- Open the New Document dialog box (File > New).
- Select Basic Page from the Category column.
- Select HTML from the Basic Page column.
- (Optional step) Click the Make Document XHTML Compliant option.
- Click the Create button.
- Save the page to your site root and name it external.html.
- Repeat Steps 1–5 to create a second page.
- Save the second page to your site root and name it external2.html.
You now have all the documents you need to complete the first section of this tutorial.
Linking the Cascading Style Sheet
You should now have Dreamweaver open and have the following three documents displayed, saved, and ready to work on:
If you don’t have these files open in Dreamweaver, open them now.
The following demo walks you through the process of linking your style sheet to your HTML documents.
Here are the steps reviewed in the demo:
- Open external.html, external2.html, and external.css in Dreamweaver MX 2004.
- Press Shift+F11 to open the CSS Styles panel.
- Make sure external.html is the active document, and click the Attach Style Sheet button in the lower right corner of the CSS Styles panel. The Attach External Style Sheet dialog box opens. Dreamweaver remembers your last selection.
- Select the Link option.
- Click the Browse button.
- The Select Style Sheet File dialog opens.
- Select Document from the Relative To pop-up menu.
- Select the external.css file you created earlier. The path is inserted in the File/URL field.
- Click OK to add your style sheet name to the CSS Styles panel.
- Click the Code view button. You will see that Dreamweaver has inserted the necessary code linking your document to your style sheet.
- Select File > Save to save the file.
- Repeat the process to link external2.html to your style sheet.

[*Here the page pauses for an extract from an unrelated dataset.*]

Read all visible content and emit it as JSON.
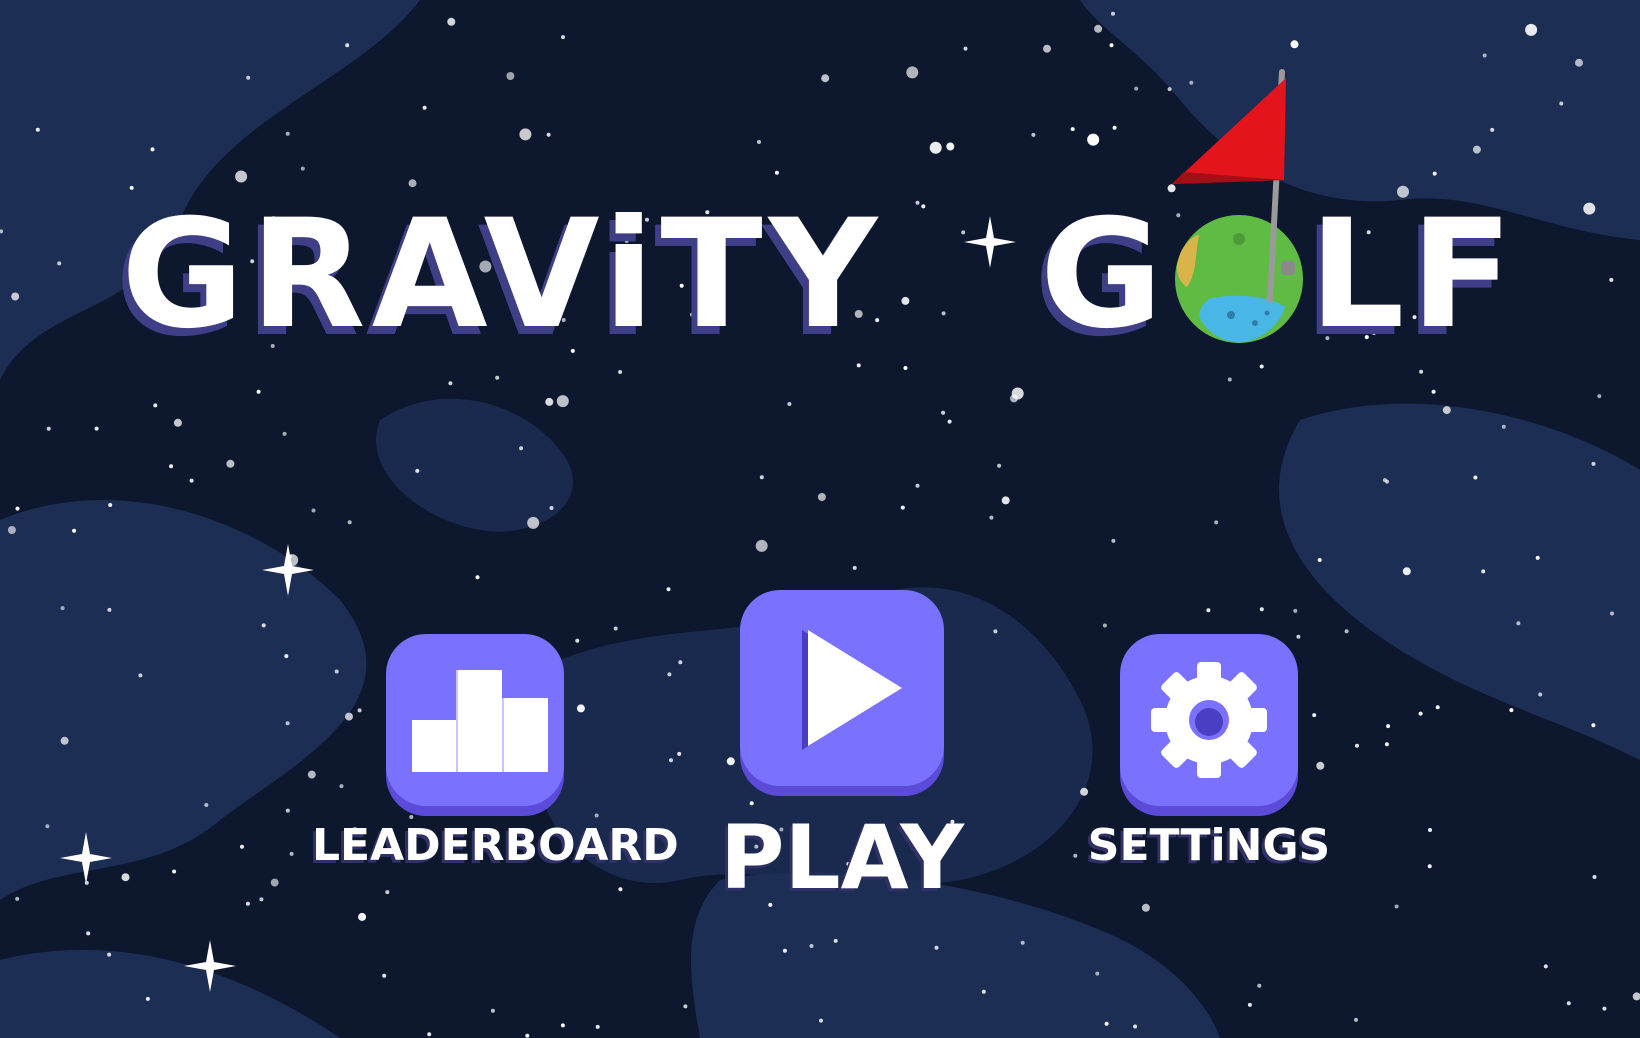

Before you begin to add rules into your style sheet, there are one or two things you should cover first. In the next section, you will learn why it is important to use a complete doc type. I will then give a quick introduction to margins and padding before discussing browser default settings and why it is a good practice to zero off these defaults so you start on a level playing field.